The records, repeated exactly and in full, are the expected answer.

━━━━━ PROVIDED RECORDS ━━━━━

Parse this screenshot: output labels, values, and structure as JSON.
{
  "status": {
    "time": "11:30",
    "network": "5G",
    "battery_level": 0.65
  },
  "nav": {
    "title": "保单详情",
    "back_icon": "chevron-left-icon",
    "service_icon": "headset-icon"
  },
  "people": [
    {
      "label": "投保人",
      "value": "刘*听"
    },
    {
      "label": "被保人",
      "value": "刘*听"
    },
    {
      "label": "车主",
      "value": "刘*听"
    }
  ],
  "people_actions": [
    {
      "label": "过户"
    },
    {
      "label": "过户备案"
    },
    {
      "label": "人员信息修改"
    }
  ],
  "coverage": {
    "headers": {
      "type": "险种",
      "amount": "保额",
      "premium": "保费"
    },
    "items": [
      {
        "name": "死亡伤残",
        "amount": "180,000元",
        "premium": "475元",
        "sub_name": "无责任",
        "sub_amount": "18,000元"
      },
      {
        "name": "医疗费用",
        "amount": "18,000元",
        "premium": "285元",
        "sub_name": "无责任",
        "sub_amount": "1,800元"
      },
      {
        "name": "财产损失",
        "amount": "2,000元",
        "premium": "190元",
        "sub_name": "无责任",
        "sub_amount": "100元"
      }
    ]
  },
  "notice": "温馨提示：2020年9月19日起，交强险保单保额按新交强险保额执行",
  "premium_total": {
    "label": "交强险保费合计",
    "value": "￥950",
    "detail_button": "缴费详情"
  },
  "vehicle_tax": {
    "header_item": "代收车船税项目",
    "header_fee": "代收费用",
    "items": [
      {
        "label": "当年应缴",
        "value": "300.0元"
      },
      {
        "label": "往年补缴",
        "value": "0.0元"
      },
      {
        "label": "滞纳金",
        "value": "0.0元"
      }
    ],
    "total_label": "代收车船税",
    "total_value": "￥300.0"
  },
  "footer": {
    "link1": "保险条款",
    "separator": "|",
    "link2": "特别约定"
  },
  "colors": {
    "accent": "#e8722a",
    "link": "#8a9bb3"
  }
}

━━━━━

(WRITTEN REPLY):
Parse this screenshot: output labels, values, and structure as JSON.
{
  "status": {
    "time": "11:30",
    "network": "5G",
    "battery_level": 0.65
  },
  "nav": {
    "title": "保单详情",
    "back_icon": "chevron-left-icon",
    "service_icon": "headset-icon"
  },
  "people": [
    {
      "label": "投保人",
      "value": "刘*听"
    },
    {
      "label": "被保人",
      "value": "刘*听"
    },
    {
      "label": "车主",
      "value": "刘*听"
    }
  ],
  "people_actions": [
    {
      "label": "过户"
    },
    {
      "label": "过户备案"
    },
    {
      "label": "人员信息修改"
    }
  ],
  "coverage": {
    "headers": {
      "type": "险种",
      "amount": "保额",
      "premium": "保费"
    },
    "items": [
      {
        "name": "死亡伤残",
        "amount": "180,000元",
        "premium": "475元",
        "sub_name": "无责任",
        "sub_amount": "18,000元"
      },
      {
        "name": "医疗费用",
        "amount": "18,000元",
        "premium": "285元",
        "sub_name": "无责任",
        "sub_amount": "1,800元"
      },
      {
        "name": "财产损失",
        "amount": "2,000元",
        "premium": "190元",
        "sub_name": "无责任",
        "sub_amount": "100元"
      }
    ]
  },
  "notice": "温馨提示：2020年9月19日起，交强险保单保额按新交强险保额执行",
  "premium_total": {
    "label": "交强险保费合计",
    "value": "￥950",
    "detail_button": "缴费详情"
  },
  "vehicle_tax": {
    "header_item": "代收车船税项目",
    "header_fee": "代收费用",
    "items": [
      {
        "label": "当年应缴",
        "value": "300.0元"
      },
      {
        "label": "往年补缴",
        "value": "0.0元"
      },
      {
        "label": "滞纳金",
        "value": "0.0元"
      }
    ],
    "total_label": "代收车船税",
    "total_value": "￥300.0"
  },
  "footer": {
    "link1": "保险条款",
    "separator": "|",
    "link2": "特别约定"
  },
  "colors": {
    "accent": "#e8722a",
    "link": "#8a9bb3"
  }
}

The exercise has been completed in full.